200 watts of Uni-solar Flexable panels on roof
Morningstar MPPT Charge controller
Seriously leaning toward 4 Golf Cart Batteries (don't have them yet)
So with this setup, and given my energy usage, I should be able to get 4 to 5 days dry camping (with some heater running). Another note, I sure would love to not have to carry a generator, gas, and oil.
So in the event I had a string of rainy weather and got very limited production out of my solar panels, with a really good set of jumper cable, could I idle the truck for a few hours to recharge the battery bank?
Not saying this would be standard practice, but in a pinch would it work? Any issues I should be concerned about?
Yes, the jumper cables would work. The charging wire size is the usual restriction in trying to charge from the TV.
With dry camping, solar and truck charging you should have a way to check the state of charge, amp usage and amp input to your batteries.
Take a look at the TriMetric battery monitors.
2000 Sea Breeze F53 V10 - CR-V Toad
Some RV batteries live a long and useful life, some are murdered. Get a Digital Multimeter and Learn How to Use It
The unisolar panels are going to work fairly well even in cloudy conditions, as they convert diffused sunlight better than the average panel.
What I use to heat my 30' Bounder is a Olympic Catalytic heater. It will keep the RV toasty warm even at 40F outside, and below 32, I run the furnace a little bit to distribute the heat to the bedroom and basement, keeping it 70 inside with very little furnace used.
I have a 400 watt solar system, 4 golf cart batteries, and only need to run the battery charger a few hours in January. I live full time in the RV, yet have 120 volt hookups for the TV and microwave. Everything that runs on 12 volts runs from the solar system.
I think you will be fine without solar with 4 batteries for 5 nights, even with a little furnace used. With the solar, it will put back around 35 - 50 amp hours daily, and this will add to the 440 AH you started with, giving you at least 150 AH more after 5 days in the sun, up to 250 AH more in ideal sun.
My RV has a E-meter that carefully measures the power being used.
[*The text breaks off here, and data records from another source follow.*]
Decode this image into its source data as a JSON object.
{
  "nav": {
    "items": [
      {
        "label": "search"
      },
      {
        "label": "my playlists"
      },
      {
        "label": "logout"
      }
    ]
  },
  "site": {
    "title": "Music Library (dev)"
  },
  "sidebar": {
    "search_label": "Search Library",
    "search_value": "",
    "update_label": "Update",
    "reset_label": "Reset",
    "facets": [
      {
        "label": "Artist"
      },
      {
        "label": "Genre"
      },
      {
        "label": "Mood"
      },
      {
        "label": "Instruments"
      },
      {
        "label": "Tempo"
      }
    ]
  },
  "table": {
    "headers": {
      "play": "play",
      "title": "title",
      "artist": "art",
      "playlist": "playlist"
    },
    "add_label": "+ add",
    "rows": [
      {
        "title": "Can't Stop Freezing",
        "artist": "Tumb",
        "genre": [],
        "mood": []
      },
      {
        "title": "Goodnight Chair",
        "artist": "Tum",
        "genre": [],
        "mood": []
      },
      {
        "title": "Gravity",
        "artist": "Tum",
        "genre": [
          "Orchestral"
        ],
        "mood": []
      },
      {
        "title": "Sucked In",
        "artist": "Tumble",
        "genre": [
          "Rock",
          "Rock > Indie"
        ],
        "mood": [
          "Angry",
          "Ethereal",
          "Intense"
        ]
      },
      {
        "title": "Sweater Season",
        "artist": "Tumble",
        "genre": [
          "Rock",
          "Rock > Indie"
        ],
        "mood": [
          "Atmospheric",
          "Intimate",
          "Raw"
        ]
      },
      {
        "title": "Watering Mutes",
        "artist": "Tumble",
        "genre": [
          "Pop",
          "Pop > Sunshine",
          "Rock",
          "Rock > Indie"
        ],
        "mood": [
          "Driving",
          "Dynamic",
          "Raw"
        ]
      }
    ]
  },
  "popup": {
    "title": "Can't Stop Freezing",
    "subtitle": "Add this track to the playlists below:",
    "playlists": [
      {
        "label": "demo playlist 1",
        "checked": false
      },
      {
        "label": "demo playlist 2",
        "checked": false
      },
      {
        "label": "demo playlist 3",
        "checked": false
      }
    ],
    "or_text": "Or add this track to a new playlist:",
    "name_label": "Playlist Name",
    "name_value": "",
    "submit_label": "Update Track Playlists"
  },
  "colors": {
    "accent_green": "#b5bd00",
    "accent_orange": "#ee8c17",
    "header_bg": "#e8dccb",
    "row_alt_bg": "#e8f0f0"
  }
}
My furnace is about 6 AH, and what really uses power is the refrigerator / propane detector/ CO detector. They total 35 AH per 24 hour period, and can not be reduced. Lights will probably only reach about 25 AH per day, water pump will move 120 gallons with 9 AH, so probably go the whole week with less than 8 AH. Furnace is 6 amps per hour, and might use 10 hours in 5 days?
I think you will be fine with the 440 AH + the 150 AH that the solar system is likely to add to your batteries in a 5 day/night camping trip.
As for the truck charging the battery, yes it is possible, what I would do is move the truck into position, leave it idle a few minutes, while hooking up the cables, leave it run say 5 minutes more, then shut it off. The truck and trailer batteries will equalize for the next 1/2 hour or so, and then start the truck and run it about 15 minutes to recharge all the batteries at maximum alternator output for that time. You will need to be above idle - say 1,500 RPM to get a good recharge. Or do this before going sightseeing, and the truck battery will recharge during the drive.
AS for as towing to recharge the fifth wheel, it will take many hours, and the solar system will probably put in as much power as the truck can. You are limited by the #12 wire between the truck and trailer, and the #12 wire in the power cord connection, and #10 ground wire. Upgrading that wiring is a good idea, to recharge faster during the drive.
However if you don't frequently drive between one boondocking place and another, then upgrading the wiring will not really do much for you. I normally drove to one place, and stayed there until time to go back to work. Yet if you drive to one lake, then another, then a third place before returning home, the truck can recharge the battery easy if wire is upgraded to #8 with a relay to prevent charging when the engine is off, and a "Anderson Connector" - a forklift battery connector rated at 50 amps that will transfer power more effectively.
I run into this frequently both here and afloat. The fact is that idling is not a good thing for an engine. Most engines will not adequately lubricate the parts that get splashed and sprayed when only at idle. Few engines will get the lube oil to and keep it at a temperature that will drive the trapped moisture (a by-product of combustion) out of the lube oil. Many parts of the engine will not be at or near the temperature they were expecting to be.
If you are going to do it about once a year when you get stuck in a week of bad weather, that is one thing, but if you make a steady plan of this it will not serve you well.
If you are wondering, I was an engine guy in Detroit for a lot of years before I went back to my boat work.
Matt & Mary Colie
A sailor, his bride and their black dog going to see some dry places that have Geocaches in a coach made the year we married.
A Ford with the 3G or 4G alternator will develop a potential of almost 100 amps at idle. Starting an engine cold and letting it idle for an hour would give you roughly 100 gross amp hour replenishment. I would certainly try to find cables with 2 gauge or larger conductors. Haven't looked at the newest vehicles but we used to jam a match book in the throttle linkage to keep the engine speed a little higher.